**Task prompt:** Return the full listing below, unchanged.

**Source information:**
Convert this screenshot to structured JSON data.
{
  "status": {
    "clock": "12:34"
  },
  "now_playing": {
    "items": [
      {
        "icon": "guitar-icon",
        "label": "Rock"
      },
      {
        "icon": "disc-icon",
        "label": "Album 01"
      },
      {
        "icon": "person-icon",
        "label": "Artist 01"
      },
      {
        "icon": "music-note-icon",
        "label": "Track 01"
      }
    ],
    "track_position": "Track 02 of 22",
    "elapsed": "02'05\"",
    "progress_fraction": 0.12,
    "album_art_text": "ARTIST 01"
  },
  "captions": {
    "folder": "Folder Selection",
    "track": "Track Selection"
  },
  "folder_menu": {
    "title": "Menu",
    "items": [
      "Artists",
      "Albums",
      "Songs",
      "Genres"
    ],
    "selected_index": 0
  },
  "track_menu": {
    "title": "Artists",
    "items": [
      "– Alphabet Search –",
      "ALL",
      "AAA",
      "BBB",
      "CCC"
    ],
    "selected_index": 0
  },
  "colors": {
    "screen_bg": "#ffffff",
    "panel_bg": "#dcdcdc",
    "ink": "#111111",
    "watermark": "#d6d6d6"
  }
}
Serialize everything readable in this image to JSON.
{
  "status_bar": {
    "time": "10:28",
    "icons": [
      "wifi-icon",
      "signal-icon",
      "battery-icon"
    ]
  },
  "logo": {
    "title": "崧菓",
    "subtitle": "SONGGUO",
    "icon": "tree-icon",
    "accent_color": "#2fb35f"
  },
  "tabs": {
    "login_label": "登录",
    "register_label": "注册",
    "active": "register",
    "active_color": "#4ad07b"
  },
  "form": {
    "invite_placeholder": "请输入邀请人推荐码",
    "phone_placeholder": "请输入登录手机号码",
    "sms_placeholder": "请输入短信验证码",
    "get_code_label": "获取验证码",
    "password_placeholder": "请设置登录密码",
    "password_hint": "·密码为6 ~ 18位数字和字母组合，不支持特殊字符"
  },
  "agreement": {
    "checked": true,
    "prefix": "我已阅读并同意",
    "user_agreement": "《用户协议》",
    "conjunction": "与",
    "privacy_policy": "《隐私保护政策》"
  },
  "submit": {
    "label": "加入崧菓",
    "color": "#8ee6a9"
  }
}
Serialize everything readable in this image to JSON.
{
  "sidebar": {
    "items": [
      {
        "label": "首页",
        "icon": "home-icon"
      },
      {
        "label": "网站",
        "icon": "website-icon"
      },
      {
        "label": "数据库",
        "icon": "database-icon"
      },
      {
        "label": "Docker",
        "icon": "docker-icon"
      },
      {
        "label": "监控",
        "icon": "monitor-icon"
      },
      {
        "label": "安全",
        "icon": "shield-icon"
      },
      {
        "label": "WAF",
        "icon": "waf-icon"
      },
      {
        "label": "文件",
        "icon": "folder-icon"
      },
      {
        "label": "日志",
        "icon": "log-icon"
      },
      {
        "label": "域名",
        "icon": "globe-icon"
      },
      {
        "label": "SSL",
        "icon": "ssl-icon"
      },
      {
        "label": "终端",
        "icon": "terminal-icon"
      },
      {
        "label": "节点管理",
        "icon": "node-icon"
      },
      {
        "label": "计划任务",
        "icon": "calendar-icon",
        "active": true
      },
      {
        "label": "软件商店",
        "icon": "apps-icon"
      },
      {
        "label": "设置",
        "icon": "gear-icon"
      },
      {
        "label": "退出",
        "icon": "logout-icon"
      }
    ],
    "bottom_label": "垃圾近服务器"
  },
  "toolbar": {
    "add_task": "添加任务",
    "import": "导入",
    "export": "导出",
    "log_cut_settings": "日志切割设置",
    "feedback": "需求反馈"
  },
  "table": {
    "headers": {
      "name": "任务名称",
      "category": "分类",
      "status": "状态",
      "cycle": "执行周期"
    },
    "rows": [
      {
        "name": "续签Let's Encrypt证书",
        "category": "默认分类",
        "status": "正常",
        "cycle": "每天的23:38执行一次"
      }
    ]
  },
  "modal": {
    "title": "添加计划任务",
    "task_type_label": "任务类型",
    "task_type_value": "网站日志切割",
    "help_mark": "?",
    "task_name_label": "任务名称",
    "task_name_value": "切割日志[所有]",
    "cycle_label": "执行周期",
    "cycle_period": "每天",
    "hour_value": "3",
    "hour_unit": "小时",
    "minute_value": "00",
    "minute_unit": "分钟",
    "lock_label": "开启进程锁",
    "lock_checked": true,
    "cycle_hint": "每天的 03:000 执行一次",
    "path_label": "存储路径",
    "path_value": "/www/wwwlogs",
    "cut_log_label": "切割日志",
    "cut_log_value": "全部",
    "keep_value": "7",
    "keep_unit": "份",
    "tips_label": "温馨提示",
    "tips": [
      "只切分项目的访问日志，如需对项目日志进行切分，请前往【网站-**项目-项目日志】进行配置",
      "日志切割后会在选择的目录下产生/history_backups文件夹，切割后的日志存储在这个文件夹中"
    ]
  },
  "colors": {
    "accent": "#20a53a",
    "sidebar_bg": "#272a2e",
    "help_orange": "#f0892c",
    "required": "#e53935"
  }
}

**Result:**
Convert this screenshot to structured JSON data.
{
  "status": {
    "clock": "12:34"
  },
  "now_playing": {
    "items": [
      {
        "icon": "guitar-icon",
        "label": "Rock"
      },
      {
        "icon": "disc-icon",
        "label": "Album 01"
      },
      {
        "icon": "person-icon",
        "label": "Artist 01"
      },
      {
        "icon": "music-note-icon",
        "label": "Track 01"
      }
    ],
    "track_position": "Track 02 of 22",
    "elapsed": "02'05\"",
    "progress_fraction": 0.12,
    "album_art_text": "ARTIST 01"
  },
  "captions": {
    "folder": "Folder Selection",
    "track": "Track Selection"
  },
  "folder_menu": {
    "title": "Menu",
    "items": [
      "Artists",
      "Albums",
      "Songs",
      "Genres"
    ],
    "selected_index": 0
  },
  "track_menu": {
    "title": "Artists",
    "items": [
      "– Alphabet Search –",
      "ALL",
      "AAA",
      "BBB",
      "CCC"
    ],
    "selected_index": 0
  },
  "colors": {
    "screen_bg": "#ffffff",
    "panel_bg": "#dcdcdc",
    "ink": "#111111",
    "watermark": "#d6d6d6"
  }
}
Serialize everything readable in this image to JSON.
{
  "status_bar": {
    "time": "10:28",
    "icons": [
      "wifi-icon",
      "signal-icon",
      "battery-icon"
    ]
  },
  "logo": {
    "title": "崧菓",
    "subtitle": "SONGGUO",
    "icon": "tree-icon",
    "accent_color": "#2fb35f"
  },
  "tabs": {
    "login_label": "登录",
    "register_label": "注册",
    "active": "register",
    "active_color": "#4ad07b"
  },
  "form": {
    "invite_placeholder": "请输入邀请人推荐码",
    "phone_placeholder": "请输入登录手机号码",
    "sms_placeholder": "请输入短信验证码",
    "get_code_label": "获取验证码",
    "password_placeholder": "请设置登录密码",
    "password_hint": "·密码为6 ~ 18位数字和字母组合，不支持特殊字符"
  },
  "agreement": {
    "checked": true,
    "prefix": "我已阅读并同意",
    "user_agreement": "《用户协议》",
    "conjunction": "与",
    "privacy_policy": "《隐私保护政策》"
  },
  "submit": {
    "label": "加入崧菓",
    "color": "#8ee6a9"
  }
}
Serialize everything readable in this image to JSON.
{
  "sidebar": {
    "items": [
      {
        "label": "首页",
        "icon": "home-icon"
      },
      {
        "label": "网站",
        "icon": "website-icon"
      },
      {
        "label": "数据库",
        "icon": "database-icon"
      },
      {
        "label": "Docker",
        "icon": "docker-icon"
      },
      {
        "label": "监控",
        "icon": "monitor-icon"
      },
      {
        "label": "安全",
        "icon": "shield-icon"
      },
      {
        "label": "WAF",
        "icon": "waf-icon"
      },
      {
        "label": "文件",
        "icon": "folder-icon"
      },
      {
        "label": "日志",
        "icon": "log-icon"
      },
      {
        "label": "域名",
        "icon": "globe-icon"
      },
      {
        "label": "SSL",
        "icon": "ssl-icon"
      },
      {
        "label": "终端",
        "icon": "terminal-icon"
      },
      {
        "label": "节点管理",
        "icon": "node-icon"
      },
      {
        "label": "计划任务",
        "icon": "calendar-icon",
        "active": true
      },
      {
        "label": "软件商店",
        "icon": "apps-icon"
      },
      {
        "label": "设置",
        "icon": "gear-icon"
      },
      {
        "label": "退出",
        "icon": "logout-icon"
      }
    ],
    "bottom_label": "垃圾近服务器"
  },
  "toolbar": {
    "add_task": "添加任务",
    "import": "导入",
    "export": "导出",
    "log_cut_settings": "日志切割设置",
    "feedback": "需求反馈"
  },
  "table": {
    "headers": {
      "name": "任务名称",
      "category": "分类",
      "status": "状态",
      "cycle": "执行周期"
    },
    "rows": [
      {
        "name": "续签Let's Encrypt证书",
        "category": "默认分类",
        "status": "正常",
        "cycle": "每天的23:38执行一次"
      }
    ]
  },
  "modal": {
    "title": "添加计划任务",
    "task_type_label": "任务类型",
    "task_type_value": "网站日志切割",
    "help_mark": "?",
    "task_name_label": "任务名称",
    "task_name_value": "切割日志[所有]",
    "cycle_label": "执行周期",
    "cycle_period": "每天",
    "hour_value": "3",
    "hour_unit": "小时",
    "minute_value": "00",
    "minute_unit": "分钟",
    "lock_label": "开启进程锁",
    "lock_checked": true,
    "cycle_hint": "每天的 03:000 执行一次",
    "path_label": "存储路径",
    "path_value": "/www/wwwlogs",
    "cut_log_label": "切割日志",
    "cut_log_value": "全部",
    "keep_value": "7",
    "keep_unit": "份",
    "tips_label": "温馨提示",
    "tips": [
      "只切分项目的访问日志，如需对项目日志进行切分，请前往【网站-**项目-项目日志】进行配置",
      "日志切割后会在选择的目录下产生/history_backups文件夹，切割后的日志存储在这个文件夹中"
    ]
  },
  "colors": {
    "accent": "#20a53a",
    "sidebar_bg": "#272a2e",
    "help_orange": "#f0892c",
    "required": "#e53935"
  }
}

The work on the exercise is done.